Panel Paper: Measuring Implementation Quality: Conceptual and Practical Challenges

Friday, November 8, 2013 : 2:15 PM
DuPont Ballroom G (Washington Marriott)

*Names in bold indicate Presenter

Michelle Alberti Gambone, Youth Development Strategies, Inc. and James P. Connell, Institute for Research and Reform in Education
Many of the most compelling educational interventions now being developed – especially those designed to address the urgent needs of schools serving low income and underachieving students – involve supporting educators to fundamentally change their everyday practices.  One example is the upcoming implementation of the Common Core State Standards in the vast majority of school systems in this country. 

Measuring the quality of these interventions’ implementation is not a straight forward matter.

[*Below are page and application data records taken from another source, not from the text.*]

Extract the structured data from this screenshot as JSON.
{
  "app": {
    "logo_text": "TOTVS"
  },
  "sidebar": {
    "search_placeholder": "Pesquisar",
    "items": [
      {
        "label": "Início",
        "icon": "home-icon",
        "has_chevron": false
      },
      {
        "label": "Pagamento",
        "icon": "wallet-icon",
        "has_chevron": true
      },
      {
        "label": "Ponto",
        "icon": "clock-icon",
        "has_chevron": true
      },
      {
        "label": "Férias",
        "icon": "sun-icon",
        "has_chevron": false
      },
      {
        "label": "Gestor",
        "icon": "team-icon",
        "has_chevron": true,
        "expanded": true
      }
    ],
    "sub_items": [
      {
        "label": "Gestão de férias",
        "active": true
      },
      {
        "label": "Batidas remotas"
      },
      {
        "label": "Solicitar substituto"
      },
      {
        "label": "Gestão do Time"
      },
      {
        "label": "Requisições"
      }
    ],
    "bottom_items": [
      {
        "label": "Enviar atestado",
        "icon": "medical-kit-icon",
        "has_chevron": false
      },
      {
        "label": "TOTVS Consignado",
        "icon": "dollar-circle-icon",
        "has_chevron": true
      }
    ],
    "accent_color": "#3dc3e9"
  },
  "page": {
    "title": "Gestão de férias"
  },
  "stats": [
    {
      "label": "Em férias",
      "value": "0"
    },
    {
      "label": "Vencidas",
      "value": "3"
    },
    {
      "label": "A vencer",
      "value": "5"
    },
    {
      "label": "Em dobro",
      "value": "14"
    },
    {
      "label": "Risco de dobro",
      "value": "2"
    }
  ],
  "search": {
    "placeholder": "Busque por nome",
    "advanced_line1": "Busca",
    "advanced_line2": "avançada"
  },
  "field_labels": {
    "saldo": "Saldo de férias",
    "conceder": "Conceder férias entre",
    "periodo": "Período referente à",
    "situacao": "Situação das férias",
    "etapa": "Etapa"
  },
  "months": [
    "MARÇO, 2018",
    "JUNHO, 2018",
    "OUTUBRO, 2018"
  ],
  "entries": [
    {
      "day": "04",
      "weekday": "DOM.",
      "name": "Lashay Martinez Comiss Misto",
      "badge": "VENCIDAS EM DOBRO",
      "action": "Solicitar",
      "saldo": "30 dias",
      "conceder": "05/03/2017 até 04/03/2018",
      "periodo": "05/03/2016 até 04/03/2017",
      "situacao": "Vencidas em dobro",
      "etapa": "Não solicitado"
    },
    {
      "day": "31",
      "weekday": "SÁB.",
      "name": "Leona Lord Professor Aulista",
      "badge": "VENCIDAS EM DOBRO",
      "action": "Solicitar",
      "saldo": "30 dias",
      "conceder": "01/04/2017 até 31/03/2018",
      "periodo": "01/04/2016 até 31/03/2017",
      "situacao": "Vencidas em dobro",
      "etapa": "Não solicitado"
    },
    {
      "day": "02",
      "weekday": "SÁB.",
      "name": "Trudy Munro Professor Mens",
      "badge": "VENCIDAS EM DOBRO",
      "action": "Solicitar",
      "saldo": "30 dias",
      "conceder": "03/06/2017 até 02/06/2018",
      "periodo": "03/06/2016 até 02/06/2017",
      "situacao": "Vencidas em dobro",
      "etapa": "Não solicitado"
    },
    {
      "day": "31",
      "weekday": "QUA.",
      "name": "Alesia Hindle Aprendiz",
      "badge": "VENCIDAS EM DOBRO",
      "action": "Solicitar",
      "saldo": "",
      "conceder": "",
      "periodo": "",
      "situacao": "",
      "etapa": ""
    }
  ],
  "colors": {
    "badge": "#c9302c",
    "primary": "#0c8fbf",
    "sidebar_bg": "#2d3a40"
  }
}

To capture the inherent multi-dimensional and interactive nature of implementation quality in these interventions, do we (a) import high levels of expert judgment and extract high-level qualitative and quantitative assessments of implementation quality; or, (b) granularize these complex sets of behaviors into indicators that can be more easily and perhaps reliably rated by less thoroughly expert observers but potentially sacrifice face and predictive validity by doing so?

In the Implementation Quality Rating System, IRRE has taken a novel approach to resolving this measurement dilemma. This paper presents this approach and some initial psychometric results from its application to assessing the implementation quality of a curricular intervention in high schools serving low income students. The system is organized as a vertically integrated set of constructs and measures.  Implementation quality for an intervention is first parsed theoretically into broad elements of implementation quality – what are the “active ingredients” of this intervention (in this case, implementation of a thematic curriculum and its associated instructional strategies).  Next, nuggets of effective practice are specified within each of these elements.  For example, formative assessments might be an element of implementation quality and all students held individually accountable on these assessments might be one nugget of effective practice for this element. The next step is to calculate density indices with respect to these nuggets of effective practice – how many of these nuggets were reported/observed for each of the quality elements within and across each instance of this element.  These indices are then used to obtain quality ratings of each implementation element.  Finally, the system specifies combinatory rules for integrating these implementation element ratings into an overall rating of implementation quality for a given intervention.

This approach is supported by a data collection, analysis and reporting software package  that produces immediate and continuously updated reports that range from: presence or absence of a specific “nugget of effective practice” in the three instances of formative assessment during a teacher’s lesson; to a snapshot or growth report of the quality of formative assessments in all science teachers’ classes in a school; to a district wide rating of the overall quality of implementation of that science curriculum in all high schools.

This paper will provide greater detail on the steps in this approach to measuring implementation quality and initial psychometric information on the tool from its early application to curricular interventions. How this approach might advance research and evaluation on educational interventions currently being planned and launched as well as potential challenges and limitations of this tool as a research and evaluation instrument will also be discussed.

Full Paper: